Originally, yellow ‘boyas‘ also known as turtles in some quarters were used. These required a full stop and then gentle acceleration as you eased your vehicle over the obstacle; not doing so would result in severe damage to your cars’ suspension system. Interestingly, I observed that the drivers who would come to full stop were mostly men, while the women and offspring thumped over them with little concern. I attribute this to the fact that the men are paying the costs of their vehicle repairs, while the other drivers are oblivious to the damage they were causing.

After the stop and accelerate process became unbearable – do this eleven times on your way to and eleven times on your way from your home and you will slowly go insane – these nasty bumps were replaced by large concrete ramps that had an incline, a top and a decline, if that is the right word. Imagine a kind of wedge. These new topes are much easier to roll over; a high speed traverse will throw the whole car into an Evel Knievel fit, so they were also more effective at slowing down all drivers.

The tope project however, has meant an ongoing maintenance program in which thousands and thousands of pesos are spent sanding, smoothing and then painting these obstacles a bright yellow. I cannot think that there must be a more effective use of time and money than to spend it on these aberrations!

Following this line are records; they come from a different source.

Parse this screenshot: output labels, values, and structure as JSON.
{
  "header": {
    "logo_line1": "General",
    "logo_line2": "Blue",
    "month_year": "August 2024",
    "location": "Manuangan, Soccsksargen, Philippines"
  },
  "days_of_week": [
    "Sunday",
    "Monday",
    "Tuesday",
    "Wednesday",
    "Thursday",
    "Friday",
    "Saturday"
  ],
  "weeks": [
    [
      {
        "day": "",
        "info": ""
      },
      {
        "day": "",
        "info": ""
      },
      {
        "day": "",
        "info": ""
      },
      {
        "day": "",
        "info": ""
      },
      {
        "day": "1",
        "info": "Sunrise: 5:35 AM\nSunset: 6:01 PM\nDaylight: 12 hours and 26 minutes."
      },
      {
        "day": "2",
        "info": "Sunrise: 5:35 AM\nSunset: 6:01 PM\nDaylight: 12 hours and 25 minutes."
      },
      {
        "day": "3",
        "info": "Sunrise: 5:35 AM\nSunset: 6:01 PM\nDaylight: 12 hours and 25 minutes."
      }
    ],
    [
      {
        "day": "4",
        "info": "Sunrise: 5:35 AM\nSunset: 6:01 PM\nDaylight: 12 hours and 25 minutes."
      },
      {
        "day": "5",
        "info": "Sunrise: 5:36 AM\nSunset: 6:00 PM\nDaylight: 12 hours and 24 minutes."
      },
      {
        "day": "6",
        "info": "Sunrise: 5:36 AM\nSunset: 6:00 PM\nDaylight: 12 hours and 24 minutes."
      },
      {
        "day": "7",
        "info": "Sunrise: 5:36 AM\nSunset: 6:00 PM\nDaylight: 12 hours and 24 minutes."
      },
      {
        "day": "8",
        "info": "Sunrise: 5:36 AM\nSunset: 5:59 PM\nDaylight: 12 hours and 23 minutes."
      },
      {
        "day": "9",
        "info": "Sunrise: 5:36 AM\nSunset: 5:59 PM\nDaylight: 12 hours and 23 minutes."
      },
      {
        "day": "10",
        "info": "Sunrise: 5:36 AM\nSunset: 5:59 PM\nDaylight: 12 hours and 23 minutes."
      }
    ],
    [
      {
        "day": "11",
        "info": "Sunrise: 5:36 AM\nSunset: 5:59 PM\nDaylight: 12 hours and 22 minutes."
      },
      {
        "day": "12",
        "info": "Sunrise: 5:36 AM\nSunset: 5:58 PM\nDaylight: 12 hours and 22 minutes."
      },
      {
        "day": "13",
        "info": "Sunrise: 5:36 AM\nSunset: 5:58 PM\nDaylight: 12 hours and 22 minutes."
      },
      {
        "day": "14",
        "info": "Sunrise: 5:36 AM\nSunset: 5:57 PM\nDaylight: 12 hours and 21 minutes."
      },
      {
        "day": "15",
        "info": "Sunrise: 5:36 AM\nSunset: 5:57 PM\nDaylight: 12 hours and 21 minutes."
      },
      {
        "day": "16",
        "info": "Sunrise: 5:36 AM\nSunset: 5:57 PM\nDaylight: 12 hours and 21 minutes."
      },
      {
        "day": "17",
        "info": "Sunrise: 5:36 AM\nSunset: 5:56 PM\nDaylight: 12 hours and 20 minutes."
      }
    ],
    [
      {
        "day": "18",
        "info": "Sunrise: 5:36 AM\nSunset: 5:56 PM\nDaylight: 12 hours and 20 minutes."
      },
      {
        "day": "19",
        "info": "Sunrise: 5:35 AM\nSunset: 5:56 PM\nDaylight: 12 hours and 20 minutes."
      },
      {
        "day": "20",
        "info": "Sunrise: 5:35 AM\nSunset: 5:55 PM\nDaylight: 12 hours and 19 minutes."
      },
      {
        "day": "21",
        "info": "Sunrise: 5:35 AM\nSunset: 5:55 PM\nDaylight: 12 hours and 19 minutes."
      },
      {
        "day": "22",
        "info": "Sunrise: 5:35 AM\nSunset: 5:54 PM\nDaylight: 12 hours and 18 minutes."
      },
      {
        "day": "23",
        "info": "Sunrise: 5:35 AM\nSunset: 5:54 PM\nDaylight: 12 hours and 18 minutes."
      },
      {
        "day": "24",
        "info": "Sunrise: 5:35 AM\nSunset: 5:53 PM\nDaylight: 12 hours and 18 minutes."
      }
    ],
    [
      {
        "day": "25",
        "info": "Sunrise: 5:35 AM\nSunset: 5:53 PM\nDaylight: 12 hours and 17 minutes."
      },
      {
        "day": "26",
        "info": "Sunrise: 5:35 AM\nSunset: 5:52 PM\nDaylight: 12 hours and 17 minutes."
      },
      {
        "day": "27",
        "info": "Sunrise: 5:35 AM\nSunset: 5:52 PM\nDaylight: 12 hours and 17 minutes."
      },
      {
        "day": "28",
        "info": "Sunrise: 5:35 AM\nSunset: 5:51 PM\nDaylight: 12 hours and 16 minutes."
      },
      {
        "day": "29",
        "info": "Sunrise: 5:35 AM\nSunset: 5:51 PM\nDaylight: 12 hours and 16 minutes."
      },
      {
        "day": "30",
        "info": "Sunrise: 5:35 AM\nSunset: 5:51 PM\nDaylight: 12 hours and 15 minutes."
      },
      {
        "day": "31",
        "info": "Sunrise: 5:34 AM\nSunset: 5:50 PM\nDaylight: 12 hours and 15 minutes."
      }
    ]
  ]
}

And yet, we can’t live without them, it seems. It’s a sad reflection of reality: Mexicans want the smooth streets they see on TV or have experienced on trips abroad, and yet, they can’t be bothered to drive responsibly on those same smooth roads, thereby requiring the almost medieval solution of physically placing barriers on those smooth roads to make them horribly bumpy again, thereby defeating the purpose of having a paved road in the first place. Because the undisciplined lot that we are cannot be trusted to obey a speed limit, even with the threat of injuring or killing a neighbors’ pet or child.